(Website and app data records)
+---+

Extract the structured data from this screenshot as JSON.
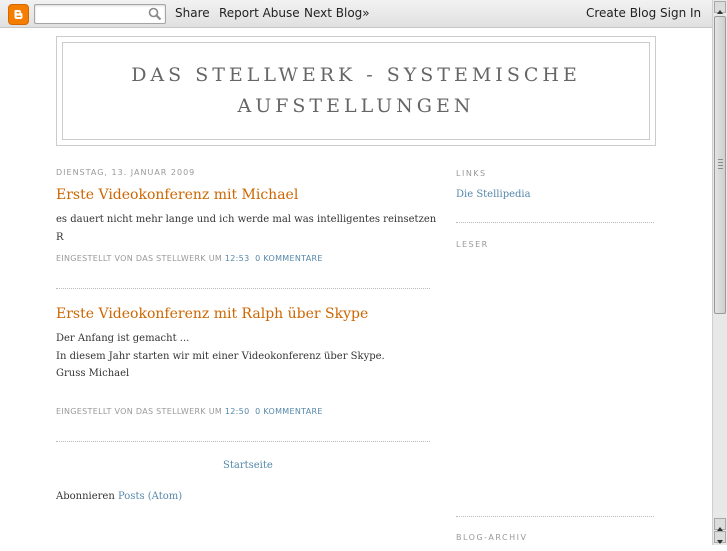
{
  "navbar": {
    "logo_icon": "blogger-logo-icon",
    "search_placeholder": "",
    "share": "Share",
    "report_abuse": "Report Abuse",
    "next_blog": "Next Blog»",
    "create_blog": "Create Blog",
    "sign_in": "Sign In"
  },
  "header": {
    "title_line1": "Das Stellwerk - Systemische",
    "title_line2": "Aufstellungen"
  },
  "main": {
    "date": "Dienstag, 13. Januar 2009",
    "posts": [
      {
        "title": "Erste Videokonferenz mit Michael",
        "body": [
          "es dauert nicht mehr lange und ich werde mal was intelligentes reinsetzen",
          "R"
        ],
        "footer_prefix": "Eingestellt von Das Stellwerk um",
        "time": "12:53",
        "comments": "0 Kommentare"
      },
      {
        "title": "Erste Videokonferenz mit Ralph über Skype",
        "body": [
          "Der Anfang ist gemacht ...",
          "In diesem Jahr starten wir mit einer Videokonferenz über Skype.",
          "Gruss Michael"
        ],
        "footer_prefix": "Eingestellt von Das Stellwerk um",
        "time": "12:50",
        "comments": "0 Kommentare"
      }
    ],
    "home_link": "Startseite",
    "subscribe_label": "Abonnieren",
    "subscribe_link": "Posts (Atom)"
  },
  "sidebar": {
    "links_heading": "Links",
    "links": [
      "Die Stellipedia"
    ],
    "readers_heading": "Leser",
    "archive_heading": "Blog-Archiv"
  },
  "colors": {
    "post_title": "#cc6600",
    "link": "#5588aa",
    "muted": "#999999"
  }
}
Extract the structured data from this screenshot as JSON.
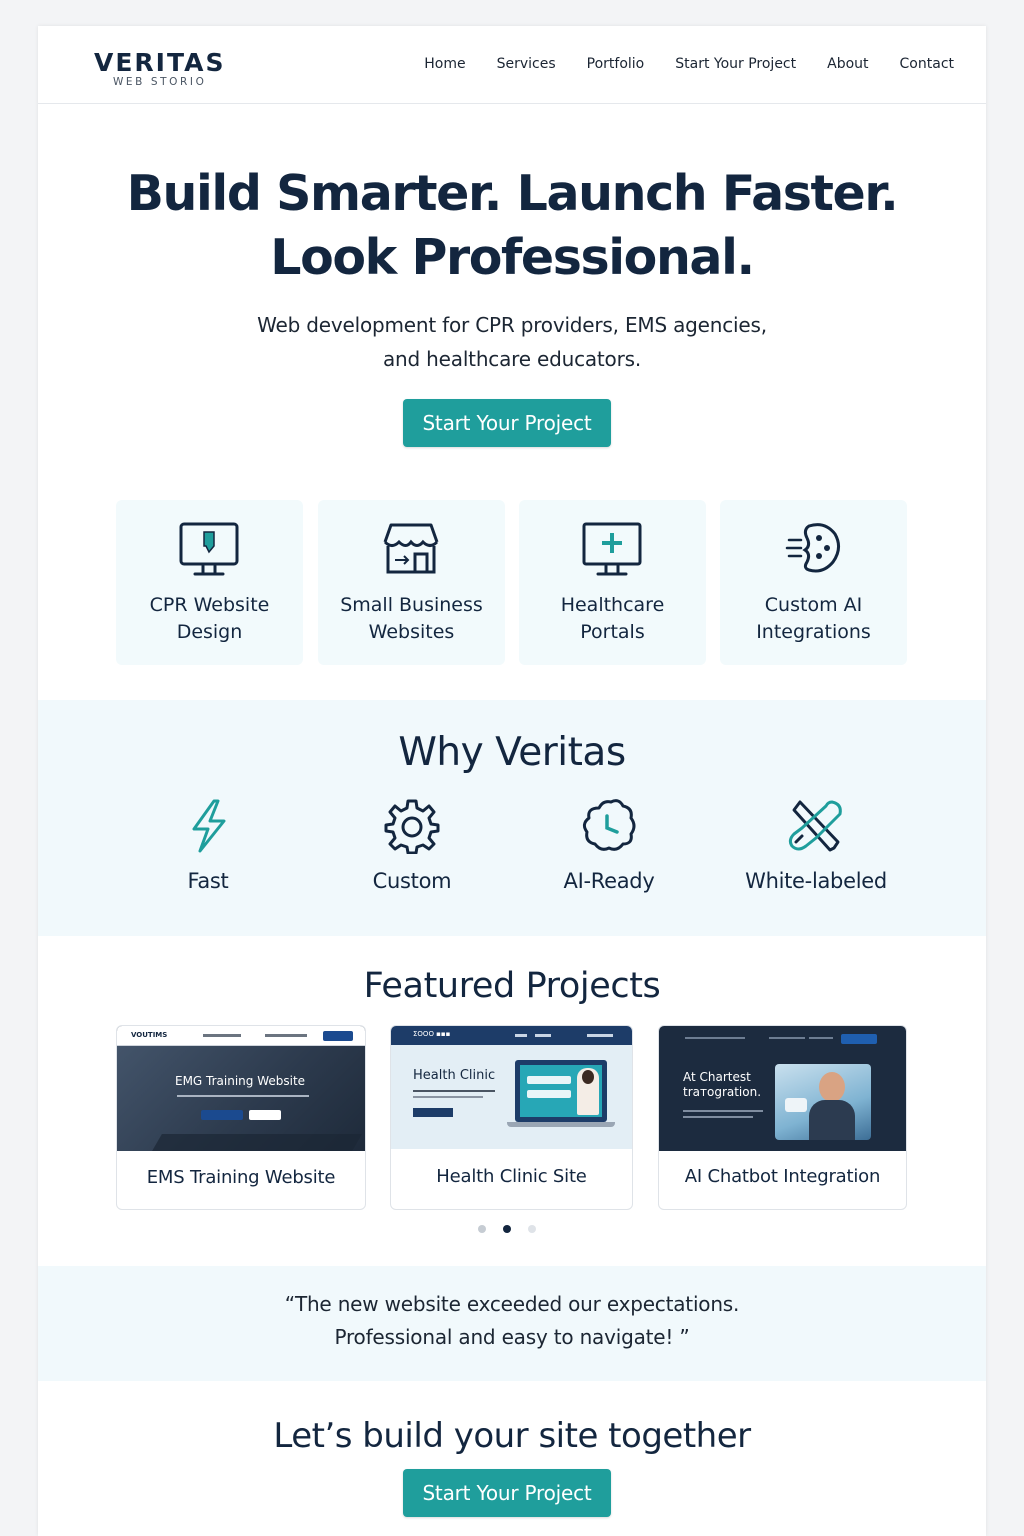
{
  "brand": {
    "name": "VERITAS",
    "tagline": "WEB STORIO"
  },
  "nav": {
    "items": [
      {
        "label": "Home"
      },
      {
        "label": "Services"
      },
      {
        "label": "Portfolio"
      },
      {
        "label": "Start Your Project"
      },
      {
        "label": "About"
      },
      {
        "label": "Contact"
      }
    ]
  },
  "hero": {
    "title_line1": "Build Smarter. Launch Faster.",
    "title_line2": "Look Professional.",
    "subtitle_line1": "Web development for CPR providers, EMS agencies,",
    "subtitle_line2": "and healthcare educators.",
    "cta_label": "Start Your Project"
  },
  "services": [
    {
      "line1": "CPR Website",
      "line2": "Design",
      "icon": "monitor-icon"
    },
    {
      "line1": "Small Business",
      "line2": "Websites",
      "icon": "storefront-icon"
    },
    {
      "line1": "Healthcare",
      "line2": "Portals",
      "icon": "medical-monitor-icon"
    },
    {
      "line1": "Custom AI",
      "line2": "Integrations",
      "icon": "ai-brain-icon"
    }
  ],
  "why": {
    "title": "Why Veritas",
    "features": [
      {
        "label": "Fast",
        "icon": "lightning-icon"
      },
      {
        "label": "Custom",
        "icon": "gear-icon"
      },
      {
        "label": "AI-Ready",
        "icon": "cloud-clock-icon"
      },
      {
        "label": "White-labeled",
        "icon": "tools-icon"
      }
    ]
  },
  "projects": {
    "title": "Featured Projects",
    "items": [
      {
        "label": "EMS Training Website",
        "thumb_logo": "VOUTIMS",
        "thumb_heading": "EMG Training Website",
        "thumb_button": "▪ ▪▪▪▪"
      },
      {
        "label": "Health Clinic Site",
        "thumb_logo": "ΣΟΟΟ ▪▪▪",
        "thumb_heading": "Health Clinic"
      },
      {
        "label": "AI Chatbot Integration",
        "thumb_heading_line1": "At Chartest",
        "thumb_heading_line2": "trатogration."
      }
    ],
    "carousel_active": 2,
    "carousel_count": 3
  },
  "testimonial": {
    "line1": "“The new website exceeded our expectations.",
    "line2": "Professional and easy to navigate! ”"
  },
  "cta": {
    "title": "Let’s build your site together",
    "button_label": "Start Your Project"
  },
  "colors": {
    "accent": "#1f9e9c",
    "navy": "#13263f",
    "section_tint": "#f1f9fc",
    "card_tint": "#f2fafc"
  }
}
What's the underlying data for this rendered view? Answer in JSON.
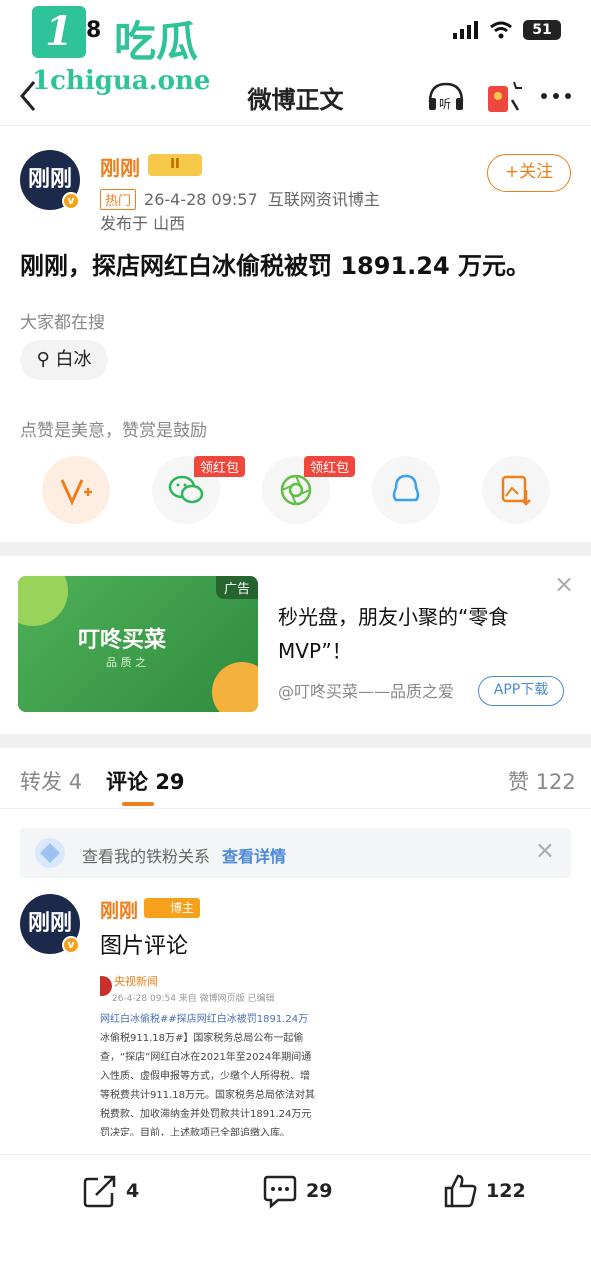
{
  "watermark": {
    "badge": "1",
    "title": "吃瓜",
    "url": "1chigua.one"
  },
  "status_bar": {
    "time": "8",
    "battery": "51"
  },
  "nav": {
    "back": "<",
    "title": "微博正文"
  },
  "post": {
    "avatar_text": "刚刚",
    "author": "刚刚",
    "level_badge": "II",
    "hot_tag": "热门",
    "datetime": "26-4-28 09:57",
    "author_desc": "互联网资讯博主",
    "location": "发布于 山西",
    "follow": "+关注",
    "content": "刚刚，探店网红白冰偷税被罚 1891.24 万元。"
  },
  "search": {
    "label": "大家都在搜",
    "chip": "白冰"
  },
  "reward": {
    "label": "点赞是美意，赞赏是鼓励",
    "red_tag_1": "领红包",
    "red_tag_2": "领红包"
  },
  "ad": {
    "tag": "广告",
    "brand": "叮咚买菜",
    "brand_sub": "品 质 之",
    "title": "秒光盘，朋友小聚的“零食MVP”！",
    "source": "@叮咚买菜——品质之爱",
    "button": "APP下载",
    "close": "×"
  },
  "tabs": {
    "repost_label": "转发",
    "repost_count": "4",
    "comment_label": "评论",
    "comment_count": "29",
    "like_label": "赞",
    "like_count": "122"
  },
  "fans_bar": {
    "text": "查看我的铁粉关系",
    "link": "查看详情",
    "close": "×"
  },
  "comment": {
    "avatar_text": "刚刚",
    "author": "刚刚",
    "badge": "博主",
    "text": "图片评论",
    "image": {
      "source": "央视新闻",
      "meta": "26-4-28 09:54  来自 微博网页版  已编辑",
      "lines": [
        "网红白冰偷税##探店网红白冰被罚1891.24万",
        "冰偷税911.18万#】国家税务总局公布一起偷",
        "查，“探店”网红白冰在2021年至2024年期间通",
        "入性质、虚假申报等方式，少缴个人所得税、增",
        "等税费共计911.18万元。国家税务总局依法对其",
        "税费款、加收滞纳金并处罚款共计1891.24万元",
        "罚决定。目前，上述款项已全部追缴入库。"
      ]
    }
  },
  "bottom_bar": {
    "repost": "4",
    "comment": "29",
    "like": "122"
  },
  "colors": {
    "accent": "#ef7f1a",
    "link": "#4b89d9",
    "red": "#f0473d",
    "watermark": "#2fc39a"
  }
}
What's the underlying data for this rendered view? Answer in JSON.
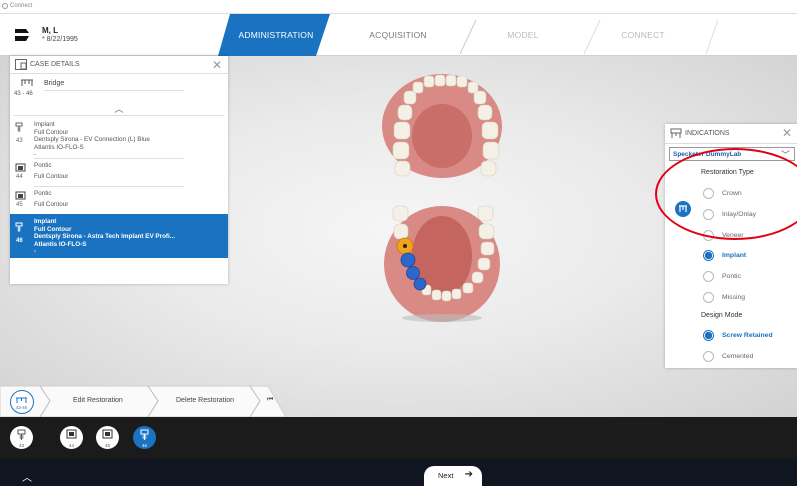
{
  "window": {
    "title": "Connect"
  },
  "patient": {
    "name": "M, L",
    "dob": "* 8/22/1995"
  },
  "tabs": [
    {
      "label": "ADMINISTRATION",
      "state": "active"
    },
    {
      "label": "ACQUISITION",
      "state": "inactive"
    },
    {
      "label": "MODEL",
      "state": "disabled"
    },
    {
      "label": "CONNECT",
      "state": "disabled"
    }
  ],
  "case_details": {
    "title": "CASE DETAILS",
    "bridge_label": "Bridge",
    "bridge_range": "43 - 46",
    "items": [
      {
        "tooth": "43",
        "lines": [
          "Implant",
          "Full Contour",
          "Dentsply Sirona - EV Connection (L) Blue",
          "Atlantis IO-FLO-S",
          "-"
        ],
        "icon": "implant-icon",
        "selected": false
      },
      {
        "tooth": "44",
        "lines": [
          "Pontic",
          "Full Contour"
        ],
        "icon": "pontic-icon",
        "selected": false
      },
      {
        "tooth": "45",
        "lines": [
          "Pontic",
          "Full Contour"
        ],
        "icon": "pontic-icon",
        "selected": false
      },
      {
        "tooth": "46",
        "lines": [
          "Implant",
          "Full Contour",
          "Dentsply Sirona - Astra Tech Implant EV Profi...",
          "Atlantis IO-FLO-S",
          "-"
        ],
        "icon": "implant-icon",
        "selected": true
      }
    ]
  },
  "indications": {
    "title": "INDICATIONS",
    "lab": "Specketer DummyLab",
    "restoration_type_label": "Restoration Type",
    "restoration_options": [
      {
        "label": "Crown",
        "selected": false
      },
      {
        "label": "Inlay/Onlay",
        "selected": false
      },
      {
        "label": "Veneer",
        "selected": false
      },
      {
        "label": "Implant",
        "selected": true
      },
      {
        "label": "Pontic",
        "selected": false
      },
      {
        "label": "Missing",
        "selected": false
      }
    ],
    "design_mode_label": "Design Mode",
    "design_options": [
      {
        "label": "Screw Retained",
        "selected": true
      },
      {
        "label": "Cemented",
        "selected": false
      }
    ]
  },
  "toolbar": {
    "bridge_range": "43-46",
    "edit": "Edit Restoration",
    "delete": "Delete Restoration"
  },
  "teeth": [
    {
      "num": "43",
      "selected": false
    },
    {
      "num": "44",
      "selected": false
    },
    {
      "num": "45",
      "selected": false
    },
    {
      "num": "46",
      "selected": true
    }
  ],
  "footer": {
    "next": "Next"
  },
  "colors": {
    "accent": "#1a73c1",
    "annotation": "#e00012",
    "dark_bar": "#1b1b1b"
  }
}
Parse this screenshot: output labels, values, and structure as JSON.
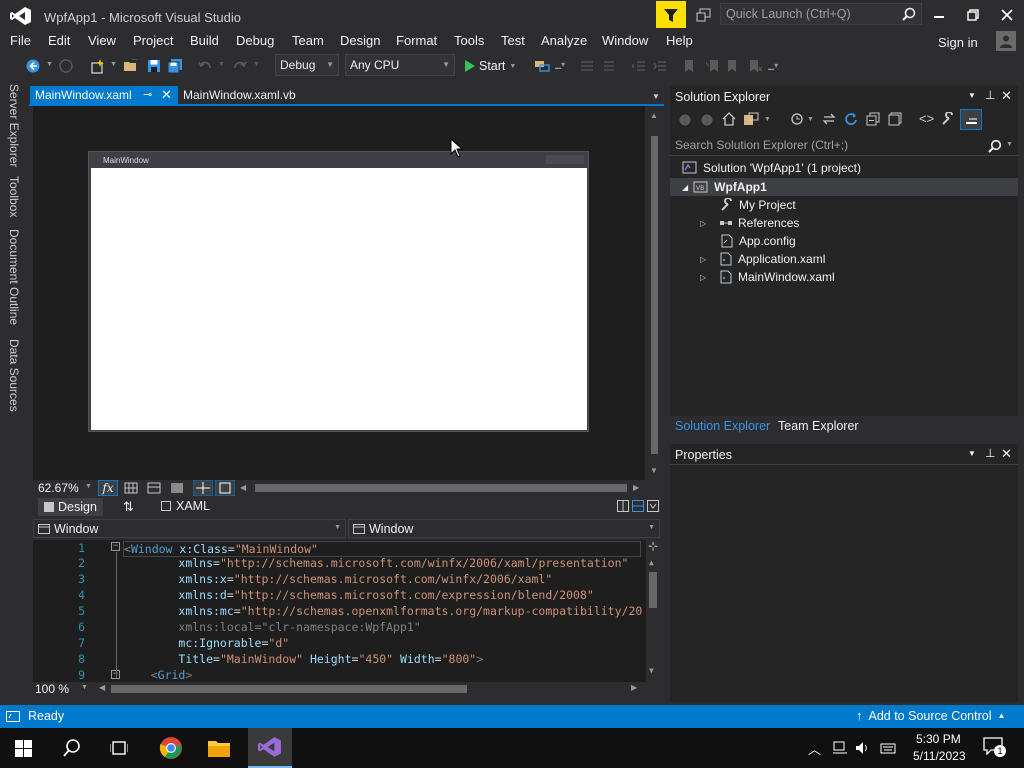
{
  "window": {
    "title": "WpfApp1 - Microsoft Visual Studio",
    "quick_launch_placeholder": "Quick Launch (Ctrl+Q)"
  },
  "menu": [
    "File",
    "Edit",
    "View",
    "Project",
    "Build",
    "Debug",
    "Team",
    "Design",
    "Format",
    "Tools",
    "Test",
    "Analyze",
    "Window",
    "Help"
  ],
  "account": {
    "sign_in": "Sign in"
  },
  "toolbar": {
    "config": "Debug",
    "platform": "Any CPU",
    "start": "Start"
  },
  "left_tabs": [
    "Server Explorer",
    "Toolbox",
    "Document Outline",
    "Data Sources"
  ],
  "doc_tabs": [
    {
      "label": "MainWindow.xaml",
      "active": true
    },
    {
      "label": "MainWindow.xaml.vb",
      "active": false
    }
  ],
  "designer": {
    "window_caption": "MainWindow",
    "zoom": "62.67%",
    "fx": "fx"
  },
  "view_tabs": {
    "design": "Design",
    "swap": "⇅",
    "xaml": "XAML"
  },
  "nav": {
    "left": "Window",
    "right": "Window"
  },
  "code": {
    "lines": [
      {
        "n": "1",
        "html": "<span class='t-g'>&lt;</span><span class='t-b'>Window</span> <span class='t-a'>x:Class</span>=<span class='t-v'>\"MainWindow\"</span>"
      },
      {
        "n": "2",
        "html": "        <span class='t-a'>xmlns</span>=<span class='t-v'>\"http://schemas.microsoft.com/winfx/2006/xaml/presentation\"</span>"
      },
      {
        "n": "3",
        "html": "        <span class='t-a'>xmlns:x</span>=<span class='t-v'>\"http://schemas.microsoft.com/winfx/2006/xaml\"</span>"
      },
      {
        "n": "4",
        "html": "        <span class='t-a'>xmlns:d</span>=<span class='t-v'>\"http://schemas.microsoft.com/expression/blend/2008\"</span>"
      },
      {
        "n": "5",
        "html": "        <span class='t-a'>xmlns:mc</span>=<span class='t-v'>\"http://schemas.openxmlformats.org/markup-compatibility/20</span>"
      },
      {
        "n": "6",
        "html": "        <span class='t-g'>xmlns:local=\"clr-namespace:WpfApp1\"</span>"
      },
      {
        "n": "7",
        "html": "        <span class='t-a'>mc:Ignorable</span>=<span class='t-v'>\"d\"</span>"
      },
      {
        "n": "8",
        "html": "        <span class='t-a'>Title</span>=<span class='t-v'>\"MainWindow\"</span> <span class='t-a'>Height</span>=<span class='t-v'>\"450\"</span> <span class='t-a'>Width</span>=<span class='t-v'>\"800\"</span><span class='t-g'>&gt;</span>"
      },
      {
        "n": "9",
        "html": "    <span class='t-g'>&lt;</span><span class='t-b'>Grid</span><span class='t-g'>&gt;</span>"
      }
    ],
    "zoom": "100 %"
  },
  "solution_explorer": {
    "title": "Solution Explorer",
    "search_placeholder": "Search Solution Explorer (Ctrl+;)",
    "tree": [
      {
        "label": "Solution 'WpfApp1' (1 project)"
      },
      {
        "label": "WpfApp1"
      },
      {
        "label": "My Project"
      },
      {
        "label": "References"
      },
      {
        "label": "App.config"
      },
      {
        "label": "Application.xaml"
      },
      {
        "label": "MainWindow.xaml"
      }
    ],
    "bottom_tabs": [
      "Solution Explorer",
      "Team Explorer"
    ]
  },
  "properties": {
    "title": "Properties"
  },
  "status": {
    "text": "Ready",
    "source_control": "Add to Source Control"
  },
  "taskbar": {
    "time": "5:30 PM",
    "date": "5/11/2023",
    "notif_count": "1"
  },
  "colors": {
    "accent": "#007acc",
    "vs_purple": "#68217a",
    "editor_bg": "#1e1e1e"
  }
}
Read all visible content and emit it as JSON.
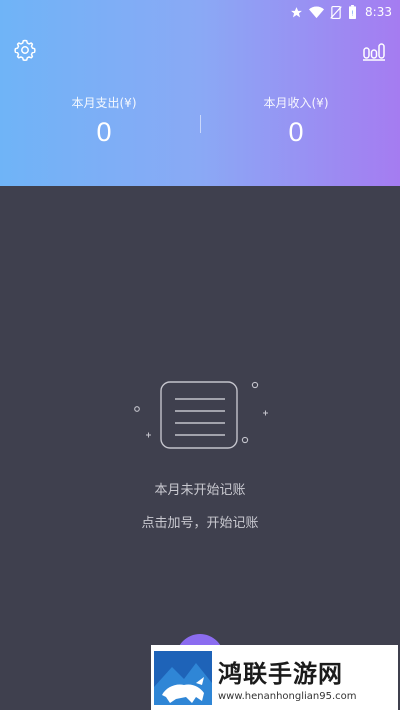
{
  "statusbar": {
    "time": "8:33",
    "icons": [
      "star-icon",
      "wifi-icon",
      "no-sim-icon",
      "battery-icon"
    ]
  },
  "header": {
    "settings_icon": "gear-icon",
    "stats_icon": "bar-chart-icon",
    "expense": {
      "label": "本月支出(¥)",
      "value": "0"
    },
    "income": {
      "label": "本月收入(¥)",
      "value": "0"
    }
  },
  "empty_state": {
    "icon": "notebook-icon",
    "title": "本月未开始记账",
    "hint": "点击加号，开始记账"
  },
  "fab": {
    "icon": "plus-icon"
  },
  "watermark": {
    "title": "鸿联手游网",
    "url": "www.henanhonglian95.com"
  },
  "colors": {
    "header_gradient_start": "#6fb4f7",
    "header_gradient_end": "#a57cf1",
    "background": "#3f404e",
    "fab": "#8b6cf0"
  }
}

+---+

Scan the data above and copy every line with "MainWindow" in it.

Output for this task.
      "label": "MainWindow.xaml",
      "label": "MainWindow.xaml.vb",
    "window_caption": "MainWindow",
        "html": "<span class='t-g'>&lt;</span><span class='t-b'>Window</span> <span class='t-a'>x:Class</span>=<span class='t-v'>\"MainWindow\"</span>"
        "html": "        <span class='t-a'>Title</span>=<span class='t-v'>\"MainWindow\"</span> <span class='t-a'>Height</span>=<span class='t-v'>\"450\"</span> <span class='t-a'>Width</span>=<span class='t-v'>\"800\"</span><span class='t-g'>&gt;</span>"
        "label": "MainWindow.xaml"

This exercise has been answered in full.